Closing the ultrafine particle number concentration budget at road-to-ambient scale: Implications for particle dynamics

2016-04-12T00:52:49Z (GMT) by Wonsik Choi Suzanne E. Paulson

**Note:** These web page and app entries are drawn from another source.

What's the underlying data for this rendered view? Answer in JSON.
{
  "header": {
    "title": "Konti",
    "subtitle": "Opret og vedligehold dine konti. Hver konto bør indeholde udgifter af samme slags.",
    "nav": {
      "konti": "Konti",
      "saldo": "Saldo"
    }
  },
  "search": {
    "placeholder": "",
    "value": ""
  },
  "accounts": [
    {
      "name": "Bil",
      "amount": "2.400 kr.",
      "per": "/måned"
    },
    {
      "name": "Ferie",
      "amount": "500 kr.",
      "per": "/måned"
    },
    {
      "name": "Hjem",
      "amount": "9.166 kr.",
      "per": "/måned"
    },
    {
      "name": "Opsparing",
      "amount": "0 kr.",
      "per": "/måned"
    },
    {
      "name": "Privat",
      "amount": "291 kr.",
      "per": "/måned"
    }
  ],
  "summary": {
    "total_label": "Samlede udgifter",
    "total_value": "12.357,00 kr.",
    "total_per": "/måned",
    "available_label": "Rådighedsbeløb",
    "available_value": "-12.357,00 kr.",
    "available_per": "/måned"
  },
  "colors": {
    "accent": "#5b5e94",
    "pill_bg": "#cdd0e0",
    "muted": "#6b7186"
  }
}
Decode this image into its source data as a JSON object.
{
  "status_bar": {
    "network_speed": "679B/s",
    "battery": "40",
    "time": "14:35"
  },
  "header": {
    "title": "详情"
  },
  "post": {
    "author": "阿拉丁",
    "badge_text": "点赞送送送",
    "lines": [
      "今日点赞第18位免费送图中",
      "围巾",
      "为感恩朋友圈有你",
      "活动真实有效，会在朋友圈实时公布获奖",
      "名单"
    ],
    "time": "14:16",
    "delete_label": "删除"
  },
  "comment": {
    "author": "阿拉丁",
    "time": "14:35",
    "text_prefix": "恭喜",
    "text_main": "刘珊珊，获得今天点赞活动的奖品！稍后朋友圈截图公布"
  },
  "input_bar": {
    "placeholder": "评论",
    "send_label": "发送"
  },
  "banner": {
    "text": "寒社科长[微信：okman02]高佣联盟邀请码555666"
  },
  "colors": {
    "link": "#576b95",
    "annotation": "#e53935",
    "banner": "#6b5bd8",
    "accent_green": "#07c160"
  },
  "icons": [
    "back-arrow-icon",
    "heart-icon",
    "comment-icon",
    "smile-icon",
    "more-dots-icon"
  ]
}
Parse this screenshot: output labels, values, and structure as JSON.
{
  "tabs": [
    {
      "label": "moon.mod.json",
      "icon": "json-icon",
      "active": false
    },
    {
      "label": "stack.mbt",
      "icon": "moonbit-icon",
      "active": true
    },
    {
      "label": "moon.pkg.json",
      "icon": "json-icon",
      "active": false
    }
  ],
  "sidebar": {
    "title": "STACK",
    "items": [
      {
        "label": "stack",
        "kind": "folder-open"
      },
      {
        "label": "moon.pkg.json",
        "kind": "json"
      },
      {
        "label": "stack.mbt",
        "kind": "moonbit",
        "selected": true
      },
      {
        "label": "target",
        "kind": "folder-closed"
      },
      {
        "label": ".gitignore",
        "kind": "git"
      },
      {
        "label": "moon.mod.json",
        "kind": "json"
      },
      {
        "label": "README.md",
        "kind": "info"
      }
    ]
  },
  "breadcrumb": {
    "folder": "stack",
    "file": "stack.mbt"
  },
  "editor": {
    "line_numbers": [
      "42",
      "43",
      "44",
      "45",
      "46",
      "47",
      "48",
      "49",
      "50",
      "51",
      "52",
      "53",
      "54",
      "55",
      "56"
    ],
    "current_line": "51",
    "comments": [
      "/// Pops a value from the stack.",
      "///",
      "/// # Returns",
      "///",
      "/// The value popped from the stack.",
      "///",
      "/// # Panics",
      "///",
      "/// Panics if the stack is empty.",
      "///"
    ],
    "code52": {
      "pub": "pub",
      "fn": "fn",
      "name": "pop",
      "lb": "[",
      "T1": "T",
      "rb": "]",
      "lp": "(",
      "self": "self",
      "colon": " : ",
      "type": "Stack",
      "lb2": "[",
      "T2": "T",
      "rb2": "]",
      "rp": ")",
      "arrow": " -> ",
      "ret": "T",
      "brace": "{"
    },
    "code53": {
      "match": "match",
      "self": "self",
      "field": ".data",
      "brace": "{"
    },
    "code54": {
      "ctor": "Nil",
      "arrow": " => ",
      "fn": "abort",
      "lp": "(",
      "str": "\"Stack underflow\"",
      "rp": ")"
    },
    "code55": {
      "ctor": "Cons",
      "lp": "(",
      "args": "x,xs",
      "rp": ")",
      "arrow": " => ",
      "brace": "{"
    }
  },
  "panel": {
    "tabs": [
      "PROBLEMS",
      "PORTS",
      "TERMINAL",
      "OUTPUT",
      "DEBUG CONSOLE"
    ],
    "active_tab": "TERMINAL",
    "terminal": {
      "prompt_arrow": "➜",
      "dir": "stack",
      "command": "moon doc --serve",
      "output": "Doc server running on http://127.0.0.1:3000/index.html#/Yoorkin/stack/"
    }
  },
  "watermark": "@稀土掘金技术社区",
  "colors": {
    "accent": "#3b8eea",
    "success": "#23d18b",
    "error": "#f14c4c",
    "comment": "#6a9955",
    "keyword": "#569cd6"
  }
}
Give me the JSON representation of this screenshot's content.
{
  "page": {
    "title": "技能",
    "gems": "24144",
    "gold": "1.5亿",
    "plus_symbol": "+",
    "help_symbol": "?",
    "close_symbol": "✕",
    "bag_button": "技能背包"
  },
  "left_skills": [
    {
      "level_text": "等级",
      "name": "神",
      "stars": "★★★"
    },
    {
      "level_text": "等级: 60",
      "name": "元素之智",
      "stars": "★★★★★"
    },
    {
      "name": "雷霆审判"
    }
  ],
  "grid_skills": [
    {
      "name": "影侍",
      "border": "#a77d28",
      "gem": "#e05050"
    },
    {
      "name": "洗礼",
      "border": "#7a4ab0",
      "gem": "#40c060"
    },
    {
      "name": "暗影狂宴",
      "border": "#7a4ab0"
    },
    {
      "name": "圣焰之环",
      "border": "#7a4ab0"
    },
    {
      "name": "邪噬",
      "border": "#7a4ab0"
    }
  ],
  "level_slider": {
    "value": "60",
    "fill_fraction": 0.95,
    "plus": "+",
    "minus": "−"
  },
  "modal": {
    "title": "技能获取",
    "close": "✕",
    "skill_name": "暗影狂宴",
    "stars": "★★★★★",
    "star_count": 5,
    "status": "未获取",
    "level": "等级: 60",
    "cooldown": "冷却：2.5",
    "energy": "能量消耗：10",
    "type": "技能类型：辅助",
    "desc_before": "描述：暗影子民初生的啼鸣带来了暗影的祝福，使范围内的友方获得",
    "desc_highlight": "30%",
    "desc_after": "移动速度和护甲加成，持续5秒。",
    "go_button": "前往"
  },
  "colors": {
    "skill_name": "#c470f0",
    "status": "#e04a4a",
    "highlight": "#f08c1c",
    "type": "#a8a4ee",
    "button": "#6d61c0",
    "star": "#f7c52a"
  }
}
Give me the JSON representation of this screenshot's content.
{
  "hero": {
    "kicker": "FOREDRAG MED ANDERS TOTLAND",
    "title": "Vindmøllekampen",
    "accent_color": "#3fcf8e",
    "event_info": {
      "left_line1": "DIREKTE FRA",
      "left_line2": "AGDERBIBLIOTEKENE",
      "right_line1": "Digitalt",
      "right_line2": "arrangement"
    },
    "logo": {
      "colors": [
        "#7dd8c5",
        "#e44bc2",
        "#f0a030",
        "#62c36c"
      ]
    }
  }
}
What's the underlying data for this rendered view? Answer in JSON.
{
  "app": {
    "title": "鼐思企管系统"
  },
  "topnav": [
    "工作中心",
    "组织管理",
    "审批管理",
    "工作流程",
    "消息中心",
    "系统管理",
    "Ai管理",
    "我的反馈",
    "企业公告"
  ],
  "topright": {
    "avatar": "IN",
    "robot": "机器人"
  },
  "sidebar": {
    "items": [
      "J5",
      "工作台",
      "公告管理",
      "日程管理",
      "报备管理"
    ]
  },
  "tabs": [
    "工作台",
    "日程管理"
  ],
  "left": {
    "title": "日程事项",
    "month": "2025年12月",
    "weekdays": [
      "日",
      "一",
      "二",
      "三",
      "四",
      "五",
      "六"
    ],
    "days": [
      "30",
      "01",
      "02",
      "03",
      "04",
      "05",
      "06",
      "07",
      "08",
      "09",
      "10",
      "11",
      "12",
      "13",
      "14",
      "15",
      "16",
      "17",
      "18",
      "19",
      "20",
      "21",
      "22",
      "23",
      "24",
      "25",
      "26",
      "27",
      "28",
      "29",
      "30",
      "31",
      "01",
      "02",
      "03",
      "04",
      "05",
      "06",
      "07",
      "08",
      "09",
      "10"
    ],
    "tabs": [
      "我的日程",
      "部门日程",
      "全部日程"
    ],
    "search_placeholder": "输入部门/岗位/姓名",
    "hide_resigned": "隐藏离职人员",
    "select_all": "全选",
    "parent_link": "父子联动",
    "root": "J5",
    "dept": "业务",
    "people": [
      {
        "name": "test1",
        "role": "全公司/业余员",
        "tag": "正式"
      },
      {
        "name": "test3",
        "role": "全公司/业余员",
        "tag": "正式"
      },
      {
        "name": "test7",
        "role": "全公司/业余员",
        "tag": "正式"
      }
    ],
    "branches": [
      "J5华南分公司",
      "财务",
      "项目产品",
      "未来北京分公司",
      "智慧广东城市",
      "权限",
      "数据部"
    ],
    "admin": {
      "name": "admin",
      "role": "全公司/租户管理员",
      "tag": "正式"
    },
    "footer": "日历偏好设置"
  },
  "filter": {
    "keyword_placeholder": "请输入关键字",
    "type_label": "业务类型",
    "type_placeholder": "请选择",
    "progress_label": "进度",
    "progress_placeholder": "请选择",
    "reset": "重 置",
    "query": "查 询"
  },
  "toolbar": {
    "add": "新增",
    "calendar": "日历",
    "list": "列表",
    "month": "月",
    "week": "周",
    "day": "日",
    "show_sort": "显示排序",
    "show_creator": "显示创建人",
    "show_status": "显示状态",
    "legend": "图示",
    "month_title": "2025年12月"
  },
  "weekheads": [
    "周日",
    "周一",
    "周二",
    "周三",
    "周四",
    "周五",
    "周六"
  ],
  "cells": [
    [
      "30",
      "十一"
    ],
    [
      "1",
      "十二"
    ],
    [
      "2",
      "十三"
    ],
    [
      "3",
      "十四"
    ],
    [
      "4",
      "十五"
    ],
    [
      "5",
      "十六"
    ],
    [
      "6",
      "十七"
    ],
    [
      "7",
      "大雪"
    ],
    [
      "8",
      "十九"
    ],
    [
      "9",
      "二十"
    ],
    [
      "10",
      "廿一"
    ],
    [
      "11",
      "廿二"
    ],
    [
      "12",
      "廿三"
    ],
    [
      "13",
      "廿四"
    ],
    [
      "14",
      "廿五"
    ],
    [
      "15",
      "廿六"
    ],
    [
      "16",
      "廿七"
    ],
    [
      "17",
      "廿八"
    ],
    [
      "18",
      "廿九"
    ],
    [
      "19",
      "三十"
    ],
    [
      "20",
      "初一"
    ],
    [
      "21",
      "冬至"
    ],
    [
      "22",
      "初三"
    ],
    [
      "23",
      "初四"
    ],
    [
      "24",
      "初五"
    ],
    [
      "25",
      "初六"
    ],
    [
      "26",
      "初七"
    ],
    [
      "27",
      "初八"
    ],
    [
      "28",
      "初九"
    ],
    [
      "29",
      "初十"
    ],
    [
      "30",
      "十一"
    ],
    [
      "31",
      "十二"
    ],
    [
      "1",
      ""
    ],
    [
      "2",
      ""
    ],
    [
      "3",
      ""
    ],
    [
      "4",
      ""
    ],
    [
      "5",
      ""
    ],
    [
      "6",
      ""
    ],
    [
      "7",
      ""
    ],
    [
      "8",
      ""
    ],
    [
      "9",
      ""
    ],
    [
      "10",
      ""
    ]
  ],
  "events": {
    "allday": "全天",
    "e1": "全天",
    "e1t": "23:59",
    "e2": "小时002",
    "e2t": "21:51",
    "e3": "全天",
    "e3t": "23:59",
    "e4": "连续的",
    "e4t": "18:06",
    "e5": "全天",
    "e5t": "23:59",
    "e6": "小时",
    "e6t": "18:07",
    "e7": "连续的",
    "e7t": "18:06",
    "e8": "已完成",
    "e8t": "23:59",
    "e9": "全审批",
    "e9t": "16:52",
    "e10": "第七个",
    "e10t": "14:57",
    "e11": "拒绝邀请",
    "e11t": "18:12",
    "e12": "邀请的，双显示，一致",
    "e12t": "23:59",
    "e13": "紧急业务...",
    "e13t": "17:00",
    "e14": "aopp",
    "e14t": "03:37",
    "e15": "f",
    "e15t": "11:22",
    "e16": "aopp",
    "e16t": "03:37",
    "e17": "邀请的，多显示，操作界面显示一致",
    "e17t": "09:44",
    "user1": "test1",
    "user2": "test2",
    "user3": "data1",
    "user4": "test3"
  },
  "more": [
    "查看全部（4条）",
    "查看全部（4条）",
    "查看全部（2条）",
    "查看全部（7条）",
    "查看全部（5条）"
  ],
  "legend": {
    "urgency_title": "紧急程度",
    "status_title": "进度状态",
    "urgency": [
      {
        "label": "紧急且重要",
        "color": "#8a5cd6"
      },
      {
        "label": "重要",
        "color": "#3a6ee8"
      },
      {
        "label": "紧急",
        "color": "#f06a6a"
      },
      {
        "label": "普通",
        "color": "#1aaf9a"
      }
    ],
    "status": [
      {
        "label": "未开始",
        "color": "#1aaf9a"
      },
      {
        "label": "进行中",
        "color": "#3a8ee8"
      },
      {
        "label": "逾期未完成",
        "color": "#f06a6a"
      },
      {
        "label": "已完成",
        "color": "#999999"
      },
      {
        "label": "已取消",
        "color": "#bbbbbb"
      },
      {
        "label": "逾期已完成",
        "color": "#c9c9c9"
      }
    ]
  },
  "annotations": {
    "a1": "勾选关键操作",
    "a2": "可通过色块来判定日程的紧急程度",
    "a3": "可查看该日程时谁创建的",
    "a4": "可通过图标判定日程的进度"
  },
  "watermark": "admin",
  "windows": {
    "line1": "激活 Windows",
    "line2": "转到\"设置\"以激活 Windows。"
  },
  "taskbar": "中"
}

<p>Freshly emitted vehicle exhaust particles are diluted quickly as they mix into ambient air, but the contribution of evaporation, coagulation, and/or nucleation of new particles to the number concentration has been the subject of some debate. We analyzed one-second time resolution size distribution data from an early morning field campaign, data collected at a time at which dilution has a smaller (but still dominant; ∼70−80%) impact on particle concentrations. Because the plume is diluted over an hour, and a distance of 1500 m, we can constrain the processes with higher accuracy. We find that concentrations in the smaller size bins (5.6–23.7 nm) peak further downwind than the reference particles (42.1–562 nm), and decay significantly faster than larger particles particularly in the area 100−400 m downwind. Comparisons of the cumulative contributions of van der Waals enhanced coagulation, dry deposition, and dilution and the observed decay curves, imply that for up to the first 50–100 m there is nucleation and/or growth of particles smaller than 5.6 nm. In contrast, in the ∼100–400 m region, some of the smaller particles evaporate. In the further downwind areas (>400 m) the particles all appear to decay at rates consistent with the sum of dilution, coagulation, and deposition. We also find that a dry deposition parameterization at the low end of those available in the literature is most consistent with the observational data.</p> <p>© 2016 American Association for Aerosol Research</p>